**EXERCISE:** Scan the records below and say how many lines include the word "label", giving no other text.

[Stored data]

────────

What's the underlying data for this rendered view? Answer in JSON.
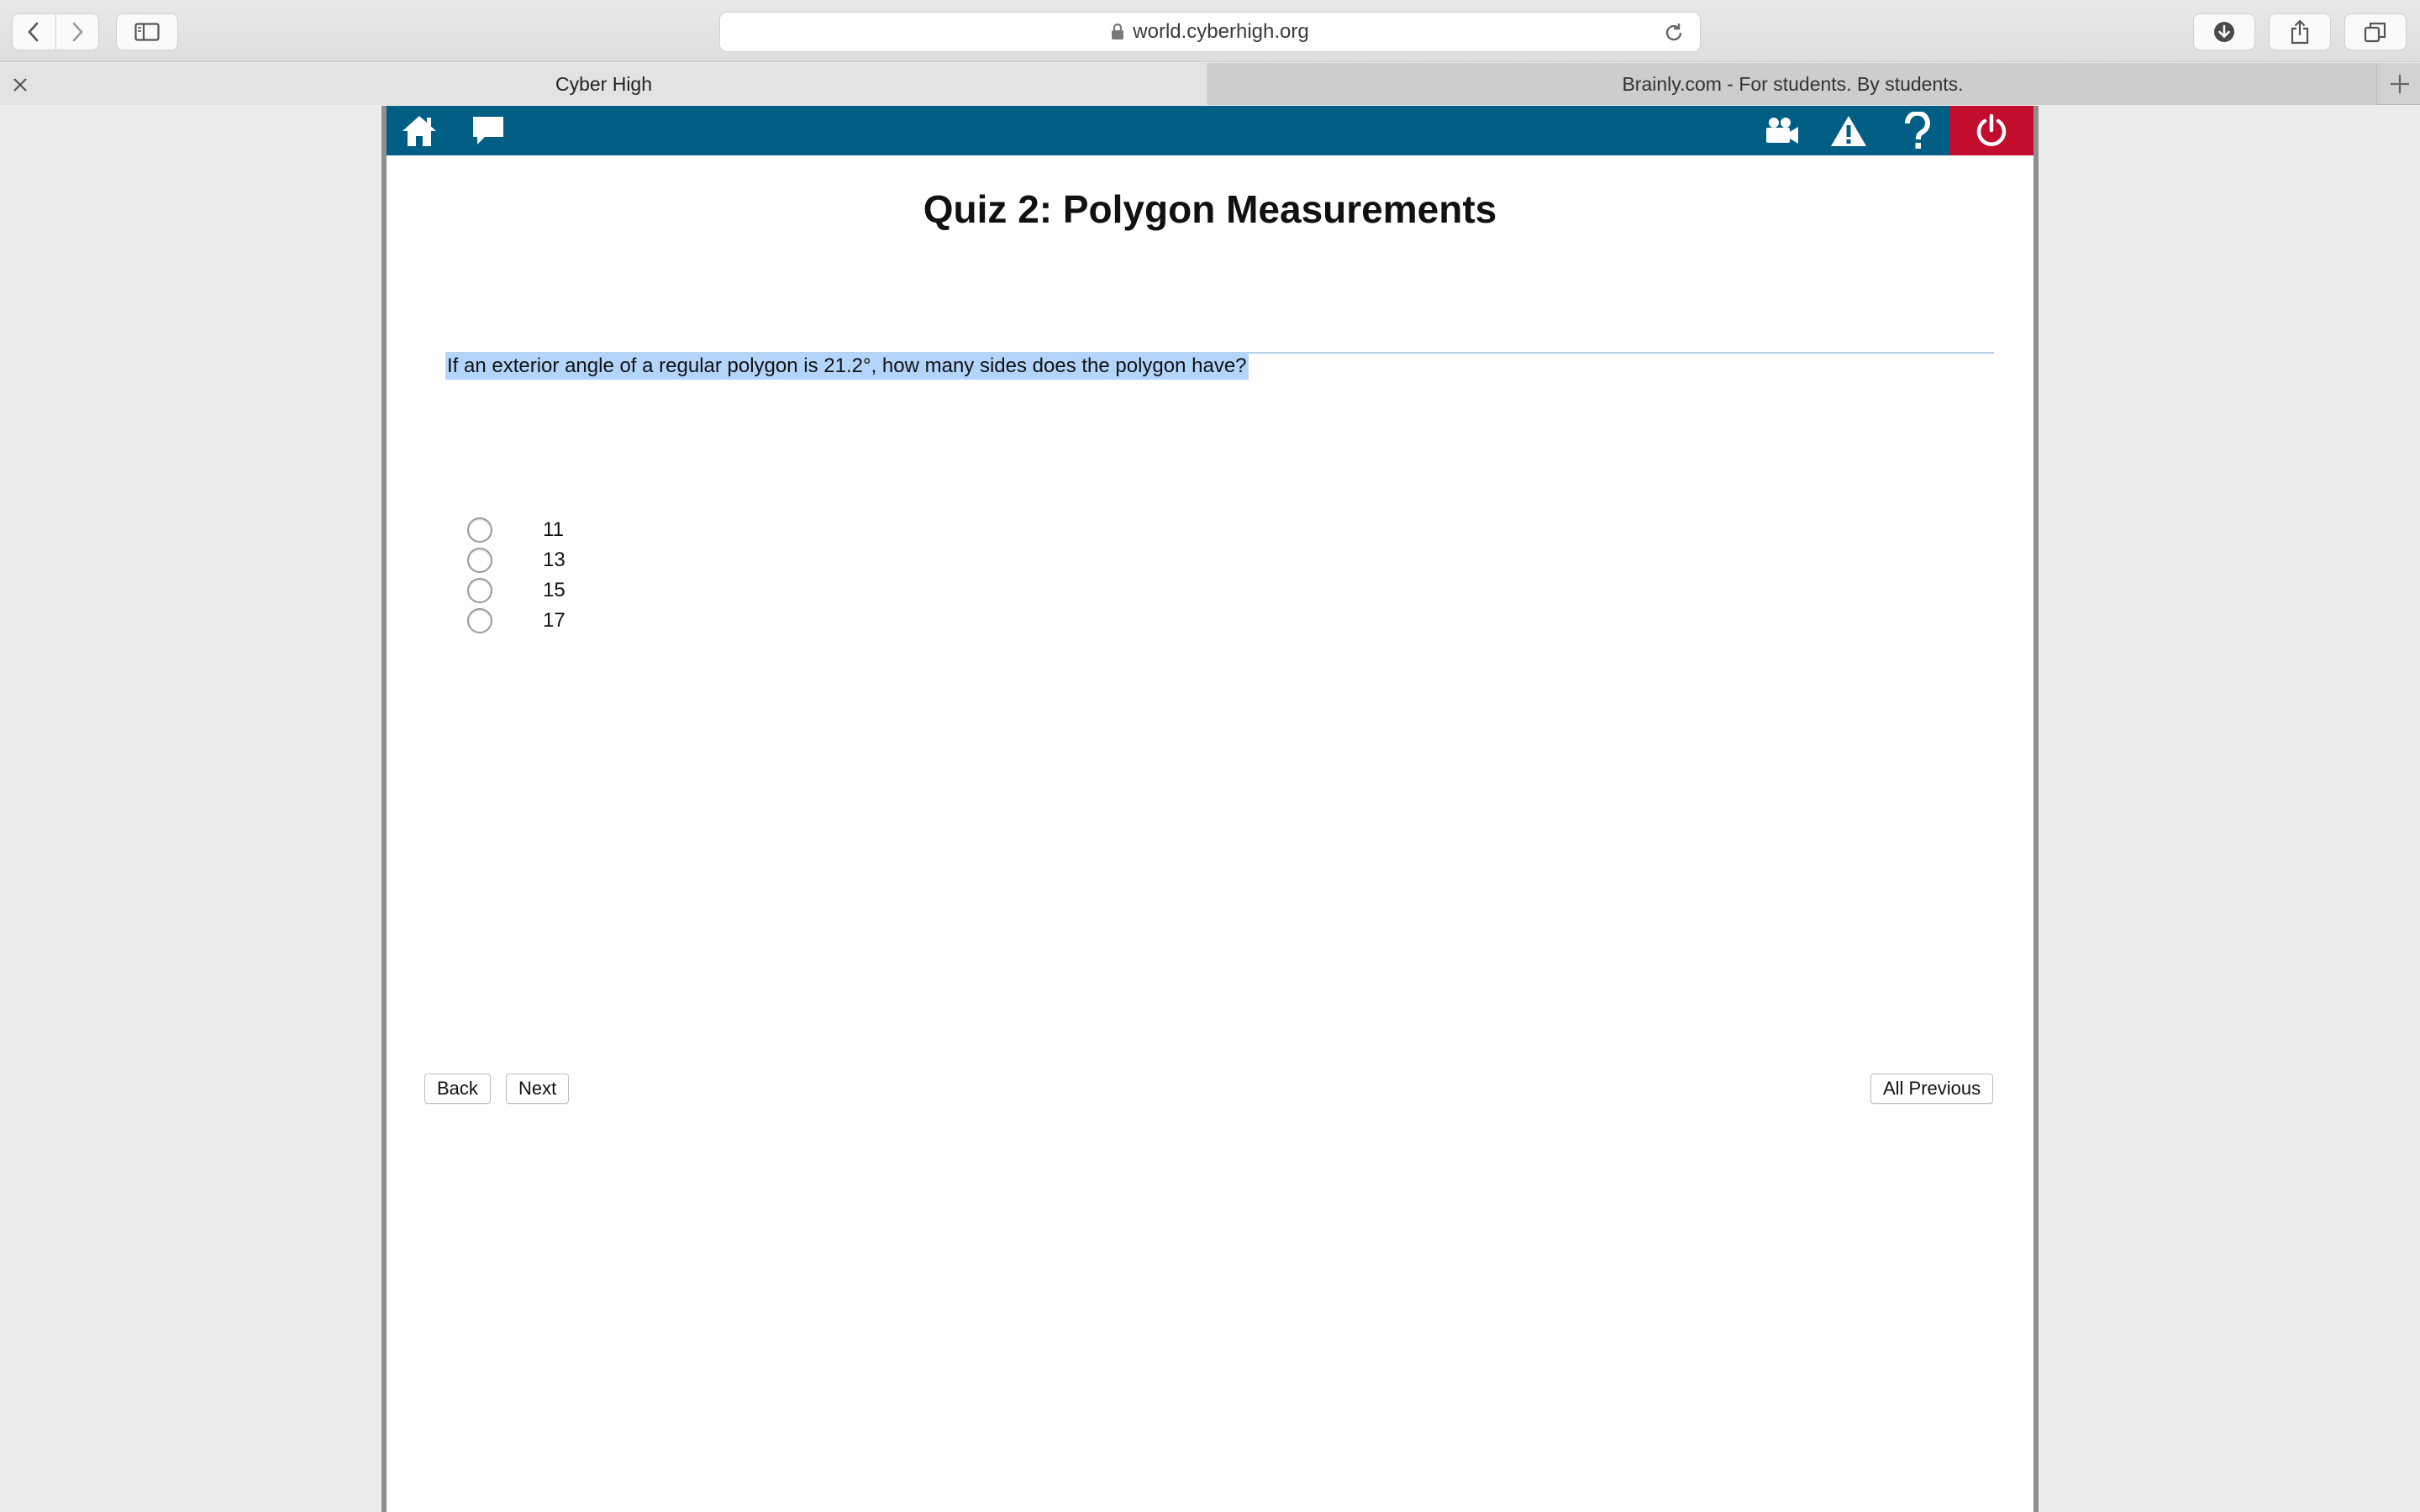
{
  "browser": {
    "url": "world.cyberhigh.org",
    "tabs": [
      {
        "label": "Cyber High",
        "active": true
      },
      {
        "label": "Brainly.com - For students. By students.",
        "active": false
      }
    ]
  },
  "colors": {
    "app_bar": "#005e85",
    "power_button": "#c20d2f",
    "selection_highlight": "#b4d5fb"
  },
  "icons": {
    "app_bar_left": [
      "home-icon",
      "chat-bubble-icon"
    ],
    "app_bar_right": [
      "video-camera-icon",
      "warning-icon",
      "help-icon",
      "power-icon"
    ]
  },
  "quiz": {
    "title": "Quiz 2: Polygon Measurements",
    "question": "If an exterior angle of a regular polygon is 21.2°, how many sides does the polygon have?",
    "options": [
      "11",
      "13",
      "15",
      "17"
    ]
  },
  "buttons": {
    "back": "Back",
    "next": "Next",
    "all_previous": "All Previous"
  }
}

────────

**OUTPUT OF THE TASK:** 2